Yale chief investment officer Matt Mendelsohn emphasized a forward-looking approach to endowment management in the press release. âIt has been an extraordinary year for the endowment, which will benefit the Yale community now and for generations to come,â he said. âWhile we are happy with this gain, we define success over longer periods of time, measured by our ability to provide stable and growing support to the university so that it can carry out its mission. “
The five institutions have comparable payment rates, but due to significantly larger endowments from Harvard, MIT, Cornell and Yale, these payments represent a larger percentage of their respective operating budgets. According to Gibbs and Redd, Brown’s significant returns stem from a combination of Brown’s well-chosen investments and the same market growth that has propelled college endowment gains across the board. âFrom the numbers I’ve seen, there are only a small handful of schools like MIT that have done better,â than Brown, Gibbs wrote.

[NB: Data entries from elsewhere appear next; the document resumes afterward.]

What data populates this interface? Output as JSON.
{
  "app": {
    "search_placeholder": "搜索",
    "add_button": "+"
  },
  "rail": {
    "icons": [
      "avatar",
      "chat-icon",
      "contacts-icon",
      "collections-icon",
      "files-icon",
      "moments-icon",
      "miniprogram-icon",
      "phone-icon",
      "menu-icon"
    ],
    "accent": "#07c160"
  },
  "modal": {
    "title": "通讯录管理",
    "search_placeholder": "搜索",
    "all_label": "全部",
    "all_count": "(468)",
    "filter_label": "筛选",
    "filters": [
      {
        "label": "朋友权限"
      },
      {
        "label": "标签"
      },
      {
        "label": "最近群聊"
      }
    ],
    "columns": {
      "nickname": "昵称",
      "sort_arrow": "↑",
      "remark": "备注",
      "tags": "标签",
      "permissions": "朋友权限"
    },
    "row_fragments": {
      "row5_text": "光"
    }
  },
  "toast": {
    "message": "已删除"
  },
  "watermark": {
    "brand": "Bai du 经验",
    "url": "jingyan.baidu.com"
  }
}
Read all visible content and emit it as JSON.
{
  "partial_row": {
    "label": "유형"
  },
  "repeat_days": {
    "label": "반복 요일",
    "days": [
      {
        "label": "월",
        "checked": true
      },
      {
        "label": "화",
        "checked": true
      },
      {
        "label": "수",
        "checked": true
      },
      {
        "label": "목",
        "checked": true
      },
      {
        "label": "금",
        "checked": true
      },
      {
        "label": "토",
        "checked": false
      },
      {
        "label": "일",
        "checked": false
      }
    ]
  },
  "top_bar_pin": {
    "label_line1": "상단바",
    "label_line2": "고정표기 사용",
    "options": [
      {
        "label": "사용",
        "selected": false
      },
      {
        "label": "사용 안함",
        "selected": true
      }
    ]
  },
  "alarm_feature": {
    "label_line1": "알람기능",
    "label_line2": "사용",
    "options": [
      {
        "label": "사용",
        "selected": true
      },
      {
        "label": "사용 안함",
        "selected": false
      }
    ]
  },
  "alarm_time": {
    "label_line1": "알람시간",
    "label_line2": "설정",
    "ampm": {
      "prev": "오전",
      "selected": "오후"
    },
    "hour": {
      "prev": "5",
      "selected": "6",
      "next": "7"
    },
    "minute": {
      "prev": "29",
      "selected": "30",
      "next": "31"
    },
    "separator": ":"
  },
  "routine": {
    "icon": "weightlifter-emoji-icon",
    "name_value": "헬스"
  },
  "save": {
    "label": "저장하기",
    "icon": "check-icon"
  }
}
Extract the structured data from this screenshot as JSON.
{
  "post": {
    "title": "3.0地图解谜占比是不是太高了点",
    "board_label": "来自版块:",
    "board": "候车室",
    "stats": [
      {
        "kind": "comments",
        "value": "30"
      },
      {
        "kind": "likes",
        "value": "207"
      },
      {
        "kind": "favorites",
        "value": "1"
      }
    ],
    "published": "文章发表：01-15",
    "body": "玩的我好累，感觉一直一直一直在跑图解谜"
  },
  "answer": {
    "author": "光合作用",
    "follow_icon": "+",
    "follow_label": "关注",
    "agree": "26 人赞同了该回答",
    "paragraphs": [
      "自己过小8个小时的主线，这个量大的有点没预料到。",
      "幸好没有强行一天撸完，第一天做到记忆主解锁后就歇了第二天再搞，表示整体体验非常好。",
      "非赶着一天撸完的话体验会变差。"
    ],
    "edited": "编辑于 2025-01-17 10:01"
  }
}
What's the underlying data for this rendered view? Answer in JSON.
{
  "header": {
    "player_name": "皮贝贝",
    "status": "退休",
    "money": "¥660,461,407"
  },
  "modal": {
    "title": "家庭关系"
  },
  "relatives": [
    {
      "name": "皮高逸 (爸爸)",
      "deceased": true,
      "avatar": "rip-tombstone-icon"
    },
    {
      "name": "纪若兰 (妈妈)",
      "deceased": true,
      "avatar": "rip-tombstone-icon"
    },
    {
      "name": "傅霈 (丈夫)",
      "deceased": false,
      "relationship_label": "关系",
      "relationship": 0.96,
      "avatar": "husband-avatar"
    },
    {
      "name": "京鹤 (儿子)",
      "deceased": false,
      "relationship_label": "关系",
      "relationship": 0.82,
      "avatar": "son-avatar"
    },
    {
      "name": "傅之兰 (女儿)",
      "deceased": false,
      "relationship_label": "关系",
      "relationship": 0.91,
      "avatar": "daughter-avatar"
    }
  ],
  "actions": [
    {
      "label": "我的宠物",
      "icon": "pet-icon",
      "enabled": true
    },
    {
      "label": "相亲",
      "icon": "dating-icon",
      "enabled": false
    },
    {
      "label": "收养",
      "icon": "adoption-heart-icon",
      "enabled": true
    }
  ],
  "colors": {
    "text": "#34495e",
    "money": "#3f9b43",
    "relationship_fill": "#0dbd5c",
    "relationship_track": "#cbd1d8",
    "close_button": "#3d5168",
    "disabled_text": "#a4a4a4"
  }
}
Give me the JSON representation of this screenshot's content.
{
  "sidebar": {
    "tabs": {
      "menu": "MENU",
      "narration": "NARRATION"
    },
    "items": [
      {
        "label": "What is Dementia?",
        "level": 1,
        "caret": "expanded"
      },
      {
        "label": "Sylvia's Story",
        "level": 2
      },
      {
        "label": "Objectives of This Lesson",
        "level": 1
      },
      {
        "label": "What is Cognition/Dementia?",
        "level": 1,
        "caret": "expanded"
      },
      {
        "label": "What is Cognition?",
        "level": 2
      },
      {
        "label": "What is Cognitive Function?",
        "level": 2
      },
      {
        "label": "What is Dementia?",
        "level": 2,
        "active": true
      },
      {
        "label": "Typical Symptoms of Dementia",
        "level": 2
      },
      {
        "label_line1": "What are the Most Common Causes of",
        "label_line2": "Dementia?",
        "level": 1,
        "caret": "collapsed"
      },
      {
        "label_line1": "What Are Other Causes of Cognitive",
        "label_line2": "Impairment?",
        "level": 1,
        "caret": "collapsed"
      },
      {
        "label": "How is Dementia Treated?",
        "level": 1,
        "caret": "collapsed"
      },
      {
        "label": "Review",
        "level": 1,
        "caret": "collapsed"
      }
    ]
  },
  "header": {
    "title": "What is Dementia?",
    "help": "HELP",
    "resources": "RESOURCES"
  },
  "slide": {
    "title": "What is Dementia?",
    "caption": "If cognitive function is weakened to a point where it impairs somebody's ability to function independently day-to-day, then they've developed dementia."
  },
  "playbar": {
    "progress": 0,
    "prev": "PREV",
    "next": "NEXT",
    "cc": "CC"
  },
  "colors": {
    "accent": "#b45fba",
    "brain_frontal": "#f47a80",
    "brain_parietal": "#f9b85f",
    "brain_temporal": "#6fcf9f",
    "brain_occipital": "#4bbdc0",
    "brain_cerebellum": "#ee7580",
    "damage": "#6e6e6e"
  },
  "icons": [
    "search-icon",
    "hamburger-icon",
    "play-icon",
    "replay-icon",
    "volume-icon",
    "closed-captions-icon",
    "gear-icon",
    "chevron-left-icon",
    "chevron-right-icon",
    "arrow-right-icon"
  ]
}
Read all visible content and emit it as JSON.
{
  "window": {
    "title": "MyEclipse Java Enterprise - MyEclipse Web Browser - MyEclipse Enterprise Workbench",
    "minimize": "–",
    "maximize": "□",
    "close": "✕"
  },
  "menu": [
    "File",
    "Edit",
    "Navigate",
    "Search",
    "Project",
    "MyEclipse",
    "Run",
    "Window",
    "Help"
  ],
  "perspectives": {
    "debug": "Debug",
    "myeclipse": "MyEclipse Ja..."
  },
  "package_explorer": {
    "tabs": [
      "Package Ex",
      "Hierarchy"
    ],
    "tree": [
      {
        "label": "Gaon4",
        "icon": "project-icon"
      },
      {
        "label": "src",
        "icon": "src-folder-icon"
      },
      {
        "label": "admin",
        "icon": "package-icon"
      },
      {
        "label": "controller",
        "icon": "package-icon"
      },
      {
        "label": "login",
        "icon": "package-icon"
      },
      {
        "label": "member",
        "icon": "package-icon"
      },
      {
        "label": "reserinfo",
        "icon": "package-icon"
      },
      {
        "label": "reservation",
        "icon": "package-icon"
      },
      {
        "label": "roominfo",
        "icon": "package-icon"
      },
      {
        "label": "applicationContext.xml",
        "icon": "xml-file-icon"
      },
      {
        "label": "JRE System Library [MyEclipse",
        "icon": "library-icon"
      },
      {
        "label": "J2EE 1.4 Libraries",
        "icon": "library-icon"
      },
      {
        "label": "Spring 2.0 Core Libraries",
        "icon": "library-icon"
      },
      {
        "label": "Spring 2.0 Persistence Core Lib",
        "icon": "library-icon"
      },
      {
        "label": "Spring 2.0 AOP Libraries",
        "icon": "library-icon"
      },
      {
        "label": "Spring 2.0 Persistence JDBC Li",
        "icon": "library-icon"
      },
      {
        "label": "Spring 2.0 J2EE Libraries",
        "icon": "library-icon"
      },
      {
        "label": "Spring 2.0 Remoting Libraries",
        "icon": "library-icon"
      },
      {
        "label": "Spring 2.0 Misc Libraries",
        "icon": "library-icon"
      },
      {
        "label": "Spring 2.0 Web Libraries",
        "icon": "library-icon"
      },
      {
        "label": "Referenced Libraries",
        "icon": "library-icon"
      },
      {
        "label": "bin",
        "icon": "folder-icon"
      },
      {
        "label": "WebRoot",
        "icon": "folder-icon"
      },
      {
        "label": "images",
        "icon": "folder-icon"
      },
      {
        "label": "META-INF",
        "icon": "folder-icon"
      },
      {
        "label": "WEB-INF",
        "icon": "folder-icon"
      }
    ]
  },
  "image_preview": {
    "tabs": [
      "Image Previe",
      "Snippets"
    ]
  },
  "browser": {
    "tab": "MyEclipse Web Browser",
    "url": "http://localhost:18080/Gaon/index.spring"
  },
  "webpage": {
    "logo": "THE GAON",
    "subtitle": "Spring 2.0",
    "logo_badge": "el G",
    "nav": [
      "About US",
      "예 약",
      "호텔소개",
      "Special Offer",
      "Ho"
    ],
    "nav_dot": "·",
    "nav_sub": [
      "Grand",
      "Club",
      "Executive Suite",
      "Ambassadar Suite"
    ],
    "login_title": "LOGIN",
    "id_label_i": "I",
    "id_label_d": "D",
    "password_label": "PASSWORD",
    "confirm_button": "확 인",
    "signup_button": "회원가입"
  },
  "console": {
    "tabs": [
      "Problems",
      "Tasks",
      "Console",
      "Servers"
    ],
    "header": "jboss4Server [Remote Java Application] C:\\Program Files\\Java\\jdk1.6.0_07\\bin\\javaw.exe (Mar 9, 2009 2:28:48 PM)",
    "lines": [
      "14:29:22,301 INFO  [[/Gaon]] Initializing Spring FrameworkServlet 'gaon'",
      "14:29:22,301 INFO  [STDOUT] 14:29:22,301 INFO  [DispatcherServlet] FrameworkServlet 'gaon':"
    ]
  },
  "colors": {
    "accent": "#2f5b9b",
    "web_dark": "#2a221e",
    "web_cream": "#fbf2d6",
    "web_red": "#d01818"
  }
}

Long-term future of Brown’s endowment
Regardless of the long-term trajectory of Brown’s endowment, the University will continue to benefit from this year’s growth, according to Gibbs. âDue to the success of the ongoing fundraising campaign and the performance of the endowment, Brown is able to invest in a wide range of strategic initiatives and ensure the institution’s ability to fulfill its mission. long term and deal with future downturns. ,” he wrote.
“In addition to supporting Brown’s annual budget and its broader strategic goals, I would expect that over time the University would consider reducing its payments in order to allow Brown to benefit from future membership.” , he added. “It is really important to understand that the endowment is not a checking account, but a savings account … capital appreciation (and preservation) will continue to pay future dividends in terms of supporting the goals of the University. ” In other words, Gibbs expects Brown to withdraw less money from the endowment each year in the future so that there is more money left to reinvest.
Redd explained that since he views this year’s remarkable endowment growth as abnormal, he doesn’t expect universities to substantially change their investment strategies in the coming years. âEndowment funds are long-term investment vehicles; they’re not designed to react to a really good year (or) a really bad year, âhe said. âWe have seen that endowments remain relatively stable even during the worst of the COVID crisis. “
During the 2008-2009 recession, universities largely did not change their investment management strategy despite losses ranging from 30 to 40%. “This year, many are up by as much … and the reaction (was to) stay the course (and) not to radically change the investment policy,” he added. âBecause endowments have more money to spend, I think you’ll see schools spending more money. The (payout) rates will likely stay relatively stable, but there is just more money to be spent on that (payout) percentage.